EXERCISE INSTRUCTIONS:
Set down the entries below exactly as written.
[PROVIDED DATA]
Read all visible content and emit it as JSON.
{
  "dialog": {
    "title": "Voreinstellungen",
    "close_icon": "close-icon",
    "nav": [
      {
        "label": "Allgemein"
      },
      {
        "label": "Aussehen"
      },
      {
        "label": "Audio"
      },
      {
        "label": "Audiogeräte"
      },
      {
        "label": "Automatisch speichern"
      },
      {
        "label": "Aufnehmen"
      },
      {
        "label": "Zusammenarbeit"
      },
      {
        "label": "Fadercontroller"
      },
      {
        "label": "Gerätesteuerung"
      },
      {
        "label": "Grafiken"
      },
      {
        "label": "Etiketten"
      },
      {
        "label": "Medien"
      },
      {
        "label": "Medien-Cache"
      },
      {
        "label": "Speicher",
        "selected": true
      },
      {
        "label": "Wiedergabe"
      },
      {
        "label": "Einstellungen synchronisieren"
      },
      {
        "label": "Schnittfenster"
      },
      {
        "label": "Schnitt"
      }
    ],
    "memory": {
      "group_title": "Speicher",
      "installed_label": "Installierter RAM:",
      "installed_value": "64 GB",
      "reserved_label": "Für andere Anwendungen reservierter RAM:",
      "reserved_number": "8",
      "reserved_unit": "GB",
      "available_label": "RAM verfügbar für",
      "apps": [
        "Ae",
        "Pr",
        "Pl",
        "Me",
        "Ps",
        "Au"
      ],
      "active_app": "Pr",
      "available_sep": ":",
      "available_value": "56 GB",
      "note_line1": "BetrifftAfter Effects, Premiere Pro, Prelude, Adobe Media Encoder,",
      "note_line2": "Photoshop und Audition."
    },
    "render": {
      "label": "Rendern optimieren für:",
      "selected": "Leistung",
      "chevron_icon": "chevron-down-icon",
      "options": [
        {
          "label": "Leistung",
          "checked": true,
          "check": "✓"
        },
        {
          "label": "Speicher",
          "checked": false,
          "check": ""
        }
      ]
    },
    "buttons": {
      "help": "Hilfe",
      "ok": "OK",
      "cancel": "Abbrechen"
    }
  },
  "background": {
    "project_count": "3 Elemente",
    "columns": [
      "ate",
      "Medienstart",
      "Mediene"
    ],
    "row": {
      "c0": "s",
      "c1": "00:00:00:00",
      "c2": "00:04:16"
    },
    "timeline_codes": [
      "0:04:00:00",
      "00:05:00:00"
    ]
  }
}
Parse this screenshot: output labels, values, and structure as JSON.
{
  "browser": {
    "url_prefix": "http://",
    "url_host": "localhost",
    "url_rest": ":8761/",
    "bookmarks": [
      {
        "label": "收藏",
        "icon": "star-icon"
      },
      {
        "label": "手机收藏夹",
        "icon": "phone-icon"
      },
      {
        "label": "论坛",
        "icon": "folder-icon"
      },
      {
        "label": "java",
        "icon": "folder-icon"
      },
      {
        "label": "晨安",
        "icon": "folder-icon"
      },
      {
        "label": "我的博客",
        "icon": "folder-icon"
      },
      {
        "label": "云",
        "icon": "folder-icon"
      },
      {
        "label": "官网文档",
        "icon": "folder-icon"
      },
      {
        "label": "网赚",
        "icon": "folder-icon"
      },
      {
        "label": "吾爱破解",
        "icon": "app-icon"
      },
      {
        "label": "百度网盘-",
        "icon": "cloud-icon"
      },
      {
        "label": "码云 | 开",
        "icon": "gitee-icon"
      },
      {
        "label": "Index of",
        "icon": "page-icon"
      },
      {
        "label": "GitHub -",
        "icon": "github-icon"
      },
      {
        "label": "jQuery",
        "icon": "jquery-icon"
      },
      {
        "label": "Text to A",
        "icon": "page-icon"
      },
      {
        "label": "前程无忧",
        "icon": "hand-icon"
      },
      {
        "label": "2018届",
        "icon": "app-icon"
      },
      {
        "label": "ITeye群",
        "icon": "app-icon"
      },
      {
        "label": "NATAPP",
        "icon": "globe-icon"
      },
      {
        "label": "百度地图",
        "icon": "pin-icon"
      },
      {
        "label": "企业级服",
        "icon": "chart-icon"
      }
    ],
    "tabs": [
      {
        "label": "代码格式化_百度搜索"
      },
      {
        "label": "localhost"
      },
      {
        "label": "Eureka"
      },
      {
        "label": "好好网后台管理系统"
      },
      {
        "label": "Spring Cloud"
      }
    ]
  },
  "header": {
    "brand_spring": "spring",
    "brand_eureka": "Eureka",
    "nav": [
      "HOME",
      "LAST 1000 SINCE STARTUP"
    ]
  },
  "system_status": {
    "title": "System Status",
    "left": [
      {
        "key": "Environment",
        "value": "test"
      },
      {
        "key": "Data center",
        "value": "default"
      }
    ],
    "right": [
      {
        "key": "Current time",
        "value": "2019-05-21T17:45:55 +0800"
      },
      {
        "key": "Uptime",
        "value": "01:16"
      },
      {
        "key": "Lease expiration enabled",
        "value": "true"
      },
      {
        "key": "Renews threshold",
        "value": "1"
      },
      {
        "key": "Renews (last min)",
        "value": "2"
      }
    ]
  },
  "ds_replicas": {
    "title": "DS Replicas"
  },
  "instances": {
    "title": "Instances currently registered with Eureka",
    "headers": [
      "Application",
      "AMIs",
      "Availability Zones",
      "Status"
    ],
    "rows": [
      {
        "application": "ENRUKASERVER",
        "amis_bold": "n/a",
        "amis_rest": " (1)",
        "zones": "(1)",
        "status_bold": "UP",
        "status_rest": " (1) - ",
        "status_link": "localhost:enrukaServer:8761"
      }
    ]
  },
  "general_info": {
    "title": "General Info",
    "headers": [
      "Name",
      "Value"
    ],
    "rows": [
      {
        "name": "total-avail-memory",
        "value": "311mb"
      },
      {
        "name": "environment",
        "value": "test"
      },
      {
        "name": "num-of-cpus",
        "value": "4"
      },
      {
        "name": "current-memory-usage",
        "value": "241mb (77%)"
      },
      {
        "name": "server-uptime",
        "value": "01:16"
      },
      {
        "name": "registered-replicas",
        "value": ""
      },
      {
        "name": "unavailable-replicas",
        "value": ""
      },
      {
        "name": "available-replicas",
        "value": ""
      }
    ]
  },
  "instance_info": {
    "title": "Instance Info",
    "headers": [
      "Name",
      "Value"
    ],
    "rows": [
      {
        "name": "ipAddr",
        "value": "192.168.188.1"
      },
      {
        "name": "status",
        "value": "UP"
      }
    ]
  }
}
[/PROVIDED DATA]
RESULT:
Read all visible content and emit it as JSON.
{
  "dialog": {
    "title": "Voreinstellungen",
    "close_icon": "close-icon",
    "nav": [
      {
        "label": "Allgemein"
      },
      {
        "label": "Aussehen"
      },
      {
        "label": "Audio"
      },
      {
        "label": "Audiogeräte"
      },
      {
        "label": "Automatisch speichern"
      },
      {
        "label": "Aufnehmen"
      },
      {
        "label": "Zusammenarbeit"
      },
      {
        "label": "Fadercontroller"
      },
      {
        "label": "Gerätesteuerung"
      },
      {
        "label": "Grafiken"
      },
      {
        "label": "Etiketten"
      },
      {
        "label": "Medien"
      },
      {
        "label": "Medien-Cache"
      },
      {
        "label": "Speicher",
        "selected": true
      },
      {
        "label": "Wiedergabe"
      },
      {
        "label": "Einstellungen synchronisieren"
      },
      {
        "label": "Schnittfenster"
      },
      {
        "label": "Schnitt"
      }
    ],
    "memory": {
      "group_title": "Speicher",
      "installed_label": "Installierter RAM:",
      "installed_value": "64 GB",
      "reserved_label": "Für andere Anwendungen reservierter RAM:",
      "reserved_number": "8",
      "reserved_unit": "GB",
      "available_label": "RAM verfügbar für",
      "apps": [
        "Ae",
        "Pr",
        "Pl",
        "Me",
        "Ps",
        "Au"
      ],
      "active_app": "Pr",
      "available_sep": ":",
      "available_value": "56 GB",
      "note_line1": "BetrifftAfter Effects, Premiere Pro, Prelude, Adobe Media Encoder,",
      "note_line2": "Photoshop und Audition."
    },
    "render": {
      "label": "Rendern optimieren für:",
      "selected": "Leistung",
      "chevron_icon": "chevron-down-icon",
      "options": [
        {
          "label": "Leistung",
          "checked": true,
          "check": "✓"
        },
        {
          "label": "Speicher",
          "checked": false,
          "check": ""
        }
      ]
    },
    "buttons": {
      "help": "Hilfe",
      "ok": "OK",
      "cancel": "Abbrechen"
    }
  },
  "background": {
    "project_count": "3 Elemente",
    "columns": [
      "ate",
      "Medienstart",
      "Mediene"
    ],
    "row": {
      "c0": "s",
      "c1": "00:00:00:00",
      "c2": "00:04:16"
    },
    "timeline_codes": [
      "0:04:00:00",
      "00:05:00:00"
    ]
  }
}
Parse this screenshot: output labels, values, and structure as JSON.
{
  "browser": {
    "url_prefix": "http://",
    "url_host": "localhost",
    "url_rest": ":8761/",
    "bookmarks": [
      {
        "label": "收藏",
        "icon": "star-icon"
      },
      {
        "label": "手机收藏夹",
        "icon": "phone-icon"
      },
      {
        "label": "论坛",
        "icon": "folder-icon"
      },
      {
        "label": "java",
        "icon": "folder-icon"
      },
      {
        "label": "晨安",
        "icon": "folder-icon"
      },
      {
        "label": "我的博客",
        "icon": "folder-icon"
      },
      {
        "label": "云",
        "icon": "folder-icon"
      },
      {
        "label": "官网文档",
        "icon": "folder-icon"
      },
      {
        "label": "网赚",
        "icon": "folder-icon"
      },
      {
        "label": "吾爱破解",
        "icon": "app-icon"
      },
      {
        "label": "百度网盘-",
        "icon": "cloud-icon"
      },
      {
        "label": "码云 | 开",
        "icon": "gitee-icon"
      },
      {
        "label": "Index of",
        "icon": "page-icon"
      },
      {
        "label": "GitHub -",
        "icon": "github-icon"
      },
      {
        "label": "jQuery",
        "icon": "jquery-icon"
      },
      {
        "label": "Text to A",
        "icon": "page-icon"
      },
      {
        "label": "前程无忧",
        "icon": "hand-icon"
      },
      {
        "label": "2018届",
        "icon": "app-icon"
      },
      {
        "label": "ITeye群",
        "icon": "app-icon"
      },
      {
        "label": "NATAPP",
        "icon": "globe-icon"
      },
      {
        "label": "百度地图",
        "icon": "pin-icon"
      },
      {
        "label": "企业级服",
        "icon": "chart-icon"
      }
    ],
    "tabs": [
      {
        "label": "代码格式化_百度搜索"
      },
      {
        "label": "localhost"
      },
      {
        "label": "Eureka"
      },
      {
        "label": "好好网后台管理系统"
      },
      {
        "label": "Spring Cloud"
      }
    ]
  },
  "header": {
    "brand_spring": "spring",
    "brand_eureka": "Eureka",
    "nav": [
      "HOME",
      "LAST 1000 SINCE STARTUP"
    ]
  },
  "system_status": {
    "title": "System Status",
    "left": [
      {
        "key": "Environment",
        "value": "test"
      },
      {
        "key": "Data center",
        "value": "default"
      }
    ],
    "right": [
      {
        "key": "Current time",
        "value": "2019-05-21T17:45:55 +0800"
      },
      {
        "key": "Uptime",
        "value": "01:16"
      },
      {
        "key": "Lease expiration enabled",
        "value": "true"
      },
      {
        "key": "Renews threshold",
        "value": "1"
      },
      {
        "key": "Renews (last min)",
        "value": "2"
      }
    ]
  },
  "ds_replicas": {
    "title": "DS Replicas"
  },
  "instances": {
    "title": "Instances currently registered with Eureka",
    "headers": [
      "Application",
      "AMIs",
      "Availability Zones",
      "Status"
    ],
    "rows": [
      {
        "application": "ENRUKASERVER",
        "amis_bold": "n/a",
        "amis_rest": " (1)",
        "zones": "(1)",
        "status_bold": "UP",
        "status_rest": " (1) - ",
        "status_link": "localhost:enrukaServer:8761"
      }
    ]
  },
  "general_info": {
    "title": "General Info",
    "headers": [
      "Name",
      "Value"
    ],
    "rows": [
      {
        "name": "total-avail-memory",
        "value": "311mb"
      },
      {
        "name": "environment",
        "value": "test"
      },
      {
        "name": "num-of-cpus",
        "value": "4"
      },
      {
        "name": "current-memory-usage",
        "value": "241mb (77%)"
      },
      {
        "name": "server-uptime",
        "value": "01:16"
      },
      {
        "name": "registered-replicas",
        "value": ""
      },
      {
        "name": "unavailable-replicas",
        "value": ""
      },
      {
        "name": "available-replicas",
        "value": ""
      }
    ]
  },
  "instance_info": {
    "title": "Instance Info",
    "headers": [
      "Name",
      "Value"
    ],
    "rows": [
      {
        "name": "ipAddr",
        "value": "192.168.188.1"
      },
      {
        "name": "status",
        "value": "UP"
      }
    ]
  }
}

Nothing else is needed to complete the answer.